I was never all that interested in Conan, outside of finding Schwarzenegger’s performance to be kind of silly. I almost wish my first taste of him was through comics, rather than the movies. But Brian Wood is giving me and Conan a second chance. He’s not reinventing the wheel, but I think he’s doing a great service to the spirit of the property that’s serving to cleanse all my preconceived notions about what Conan is. In a ways, it’s a look at a different kind of person than anyone we know in our lives. The ideas of morality and power and strength are all slightly askew, and the emotional core of the person that is Conan is interesting to ponder. He’s not a good guy, but he’s not really a bad guy either. You don’t know what he can do, but you do know that nothing really scares him. This issue presents an interesting challenge, because he’s leaning towards doing the “right” thing, but in this world where there isn’t really medicine, and most of the people he’s trying to help are very likely to die, what is the point? Of course, this all takes place among a world much more dangerous and unforgiving than the world we know. You wouldn’t want to live in it if you weren’t as strong as Conan. Even then, it’s pretty rough.
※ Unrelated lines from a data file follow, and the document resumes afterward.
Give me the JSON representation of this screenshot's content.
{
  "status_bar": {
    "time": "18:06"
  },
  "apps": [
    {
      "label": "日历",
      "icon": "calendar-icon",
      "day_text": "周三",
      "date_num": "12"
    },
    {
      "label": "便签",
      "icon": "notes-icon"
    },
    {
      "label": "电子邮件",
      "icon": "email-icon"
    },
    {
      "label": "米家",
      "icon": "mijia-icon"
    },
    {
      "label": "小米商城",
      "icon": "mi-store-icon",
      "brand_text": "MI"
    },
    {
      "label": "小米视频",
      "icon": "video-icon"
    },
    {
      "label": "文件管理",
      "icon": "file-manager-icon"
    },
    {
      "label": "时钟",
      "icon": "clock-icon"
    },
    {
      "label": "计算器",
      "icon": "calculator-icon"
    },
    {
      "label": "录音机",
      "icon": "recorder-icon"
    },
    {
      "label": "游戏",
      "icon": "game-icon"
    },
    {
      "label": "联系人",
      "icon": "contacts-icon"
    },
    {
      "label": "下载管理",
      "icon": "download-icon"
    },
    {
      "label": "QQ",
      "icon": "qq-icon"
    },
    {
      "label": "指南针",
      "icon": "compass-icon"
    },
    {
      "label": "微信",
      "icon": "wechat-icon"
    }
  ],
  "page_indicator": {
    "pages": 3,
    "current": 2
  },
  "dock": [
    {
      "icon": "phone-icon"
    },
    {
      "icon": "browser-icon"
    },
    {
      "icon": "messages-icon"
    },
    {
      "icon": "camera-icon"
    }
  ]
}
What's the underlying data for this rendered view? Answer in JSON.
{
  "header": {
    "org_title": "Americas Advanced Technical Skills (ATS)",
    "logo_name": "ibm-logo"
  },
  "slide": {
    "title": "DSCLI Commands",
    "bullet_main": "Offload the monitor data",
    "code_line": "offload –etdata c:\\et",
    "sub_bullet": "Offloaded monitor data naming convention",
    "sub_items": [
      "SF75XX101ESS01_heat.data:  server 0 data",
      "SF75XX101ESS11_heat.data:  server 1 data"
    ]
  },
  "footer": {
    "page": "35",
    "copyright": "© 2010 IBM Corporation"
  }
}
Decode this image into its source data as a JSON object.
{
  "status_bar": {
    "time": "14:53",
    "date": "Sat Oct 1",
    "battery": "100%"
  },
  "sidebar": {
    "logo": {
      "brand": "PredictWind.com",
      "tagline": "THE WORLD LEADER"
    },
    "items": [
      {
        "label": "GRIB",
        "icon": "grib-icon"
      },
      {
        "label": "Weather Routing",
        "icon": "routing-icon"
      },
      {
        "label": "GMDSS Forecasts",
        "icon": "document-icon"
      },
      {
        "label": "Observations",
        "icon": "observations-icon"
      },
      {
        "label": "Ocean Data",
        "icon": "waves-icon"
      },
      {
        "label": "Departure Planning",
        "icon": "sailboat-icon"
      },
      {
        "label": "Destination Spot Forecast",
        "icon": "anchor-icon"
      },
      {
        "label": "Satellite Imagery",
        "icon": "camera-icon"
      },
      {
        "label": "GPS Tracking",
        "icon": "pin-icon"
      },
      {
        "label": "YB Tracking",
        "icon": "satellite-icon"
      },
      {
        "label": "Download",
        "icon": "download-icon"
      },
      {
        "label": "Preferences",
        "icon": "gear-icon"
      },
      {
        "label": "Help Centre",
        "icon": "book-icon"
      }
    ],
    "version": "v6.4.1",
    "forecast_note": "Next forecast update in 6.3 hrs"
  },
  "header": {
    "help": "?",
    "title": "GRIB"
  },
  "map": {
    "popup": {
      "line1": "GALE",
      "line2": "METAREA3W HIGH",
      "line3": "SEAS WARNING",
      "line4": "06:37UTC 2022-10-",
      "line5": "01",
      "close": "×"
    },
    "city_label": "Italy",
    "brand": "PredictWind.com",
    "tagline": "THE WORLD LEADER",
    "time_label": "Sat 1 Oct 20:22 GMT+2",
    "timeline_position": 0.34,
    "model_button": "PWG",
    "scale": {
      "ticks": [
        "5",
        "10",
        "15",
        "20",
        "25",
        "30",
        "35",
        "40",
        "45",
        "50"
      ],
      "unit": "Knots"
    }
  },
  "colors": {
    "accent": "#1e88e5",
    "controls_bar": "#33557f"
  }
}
When I got to the end of the issue, I really wanted to know what was next, and that’s always a good sign for a comic book issue, because I have no idea what’s going to happen.
Conan the Barbarian is the right kind of story for the comic book medium, and Dark Horse have been smart enough to assemble the right kind of team on it. Even if you’re just interested in craft, and how people who are very good at making comic books do their job, it’s enough to want to read it. But I’m also completely into the story. There are all sorts of elements swirling around in a fascinating world that’s not our own, and it’s a lot of fun. In contrast to the bombast we’re constantly seeing in the pages of other comics, reading a book where skilled craftsmen just do their job as well as can be done is a joy. Helpfully, that joy sounds nothing like the former governor of California.
Bakal is at least as bad as Mos Eisley